There are several active and pending lawsuit directed at Epic Games (and other companies that have used similar dances) for the dances to be found in the battle royale game. It uses simple dances copied from an array of people, including rapper 2 Milly’s Milly Rock, Psy’s Gangnam Style dance, Snoop Dogg’s Drop it Like it’s Hot gesticulations, some kid with a backpack and The Fresh Prince of Bel Air’s Alfonso Ribeiro ‘s Carlton Dance.
Any such litigation has been dealt a serious blow. The U.S. Copyright Office has denied actor Alfonso Ribeiro copyright approval for the Carlton Dance, as made famous in The Fresh prince of Bel Air. In a thorough breakdown, the copyright office explained why the dance could not be considered a choreographic work.
“The dancer sways their hips as they step from side to side, while swinging their arms in an exaggerated manner,” states Performing Arts Registration specialist Saskia Florence. “In the second dance step, the dancer takes two steps to each side while opening and closing their legs and their arms in unison. In the final step, the dancer’s feet are still, and they lower one hand from above their head to the middle of their chest while fluttering their fingers. The combination of these three dance steps is a simple routine that is not registrable as a choreographic work.”
Ribeiro is suing both Epic Games and 2K games for use of the Carlton dance in Fortnite and NBA 2K. In a dismissal brief, 2K’s lawyer Kirkland & Ellis attorney Dale Cendali shot down Ribeiro’s claim, stating that even if the dance was copyrightable, Ribeiro would not own the copyright.
“[Ribeiro] admits to creating the alleged ‘Dance’ for the Fresh Prince of Bel-Air series, but did not try to register that ‘Dance’ with the Copyright Office — presumably because he knows that he does not own the copyright,” says the brief. “The copyright notice for the episode in which it first appeared … lists solely ‘National Broadcasting Company, Inc.’ Thus, Plaintiff’s copyright claims fail as his allegation that the ‘Dance’ was created for an episode owned by NBC means that he has not plausibly alleged ownership of a valid copyright.”
Similarly, Cendali thoroughly hit back against 2 Milly in her defence of Epic.

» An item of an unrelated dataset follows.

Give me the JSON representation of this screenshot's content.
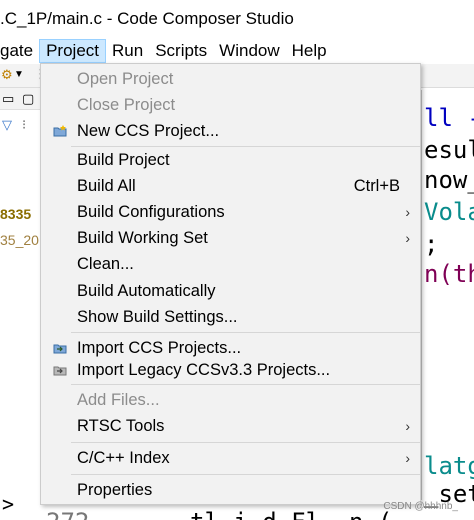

“Plaintiff’s [Terrence ‘2 Milly’ Ferguson’s] lawsuit is fundamentally at odds with free speech principles as it attempts to impose liability, and thereby chill creative expression, by claiming rights that do not exist under law,” said Dale Cendali in Epic’s defence last week. “No one can own a dance step.
“Copyright law is clear that individual dance steps and simple dance routines are not protected by copyright, but rather are building blocks of free expression, which are in the public domain for choreographers, dancers, and the general public to use, perform, and enjoy.”
While the suits continue, the loss of any claims of copyright to simple dances has very possibly doomed any sort of legal action. I hope none of this leaves 2 Milly 2 Furious.
I’m conflicted over all of this. While I do agree that the dances themselves are too simple to be protected works, I don’t like the idea of great big companies profiting from others works (though it is, to be fair, the backbone of capitalism). Similarly, I’m not a fan of over litigation, and if every single dance or emote in every game had to be scrutinised for legality, games would just be more expensive to make and take even longer.
Last Updated: February 20, 2019